O’DONNELL: The only way I could render a verdict on that is if I were in the governing chamber with him. I’ve never seen Barack Obama at work. I had moments with President Clinton in the Oval Office when he performed very well—quickly and brilliantly under pressure—and other moments when he was indecisive and slow and afraid of what his wife would think, at least on health care. That was peculiar beyond description: The problem is what the president’s wife thinks?
PLAYBOY: Are you disappointed with Obama’s first two years in office?
O’DONNELL: I’m not disappointed in Obama. He’s done a masterful job in many areas. He did a masterful job with his Supreme Court nominations of Sonia Sotomayor and Elena Kagan. Overall, he’s done more than I expected him to do. The fact that the top tax rate did not go back up doesn’t surprise me. They didn’t have the votes to do it. It’s not up to the president. If it were, it would be back up. I get why Guantánamo as a prison facility is still there. Where are you going to put those inmates? We’ve known this about America for a long time: Whatever you want to do is fine, but not in my backyard. If “not in my backyard” applies to anything, it applies to Al Qaeda. Afghanistan is very complex, and the complexities of it change on a daily basis. What is a politician going to do when faced with the responsibility of dealing with those complexities? Obama didn’t run as a peace candidate. People projected onto him things he did not say.
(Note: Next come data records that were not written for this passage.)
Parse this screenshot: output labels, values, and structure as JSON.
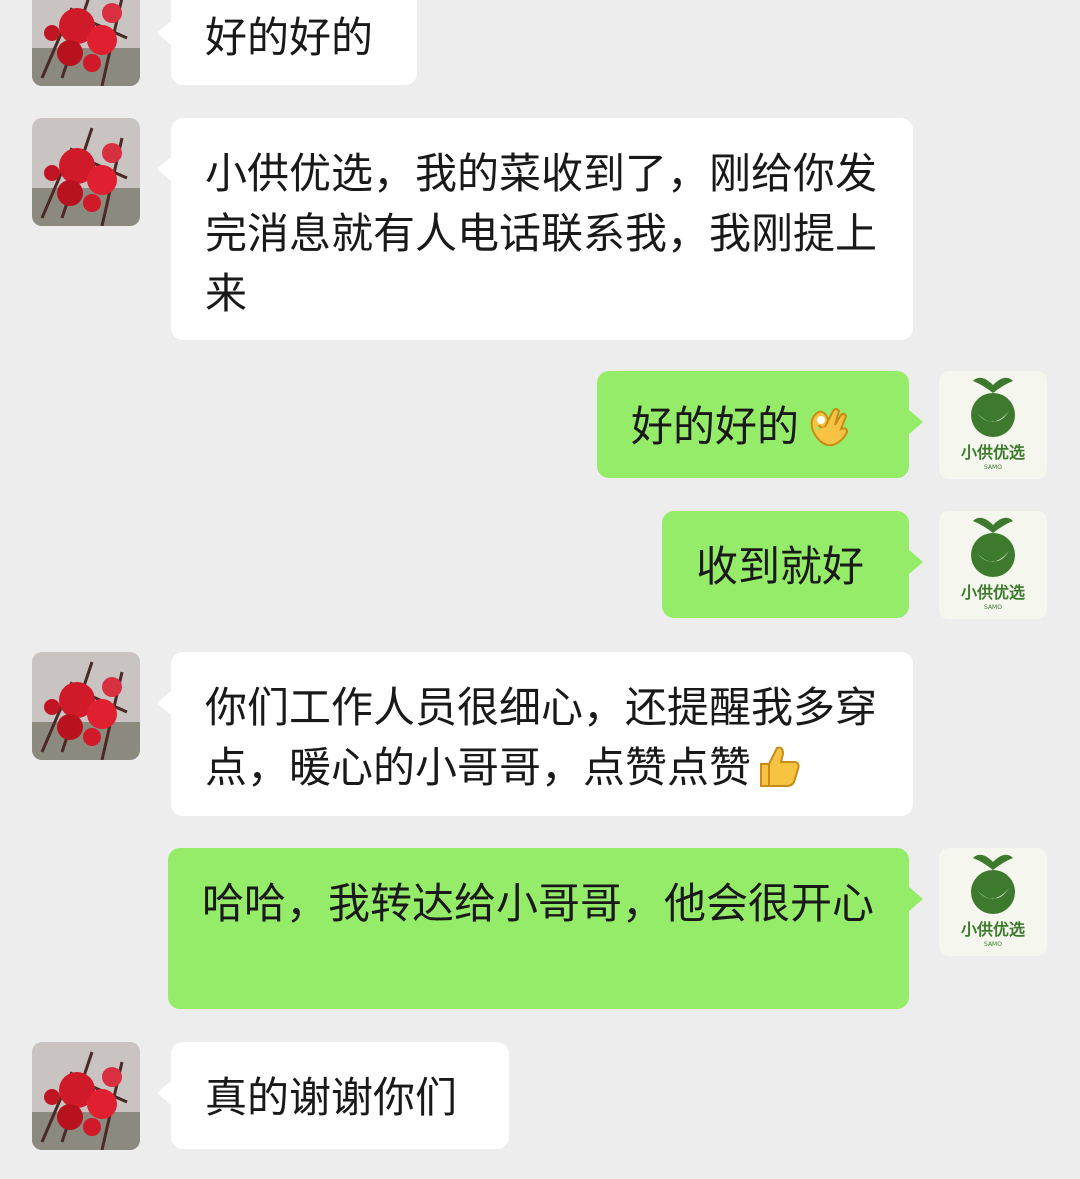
{
  "chat": {
    "colors": {
      "background": "#ededed",
      "incoming_bubble": "#ffffff",
      "outgoing_bubble": "#95ec69",
      "brand_green": "#3d7a2e"
    },
    "store_avatar": {
      "brand_name": "小供优选",
      "brand_sub": "SAMO",
      "icon": "leaf-brand-logo"
    },
    "customer_avatar": {
      "icon": "red-flower-photo"
    },
    "messages": [
      {
        "from": "customer",
        "text": "好的好的"
      },
      {
        "from": "customer",
        "text": "小供优选，我的菜收到了，刚给你发完消息就有人电话联系我，我刚提上来"
      },
      {
        "from": "store",
        "text": "好的好的",
        "emoji": "ok-hand-emoji"
      },
      {
        "from": "store",
        "text": "收到就好"
      },
      {
        "from": "customer",
        "text": "你们工作人员很细心，还提醒我多穿点，暖心的小哥哥，点赞点赞",
        "emoji": "thumbs-up-emoji"
      },
      {
        "from": "store",
        "text": "哈哈，我转达给小哥哥，他会很开心"
      },
      {
        "from": "customer",
        "text": "真的谢谢你们"
      }
    ]
  }
}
They projected onto him the idea that somehow his prosecution of what was going on in Afghanistan would make more sense to people than what was happening under Bush.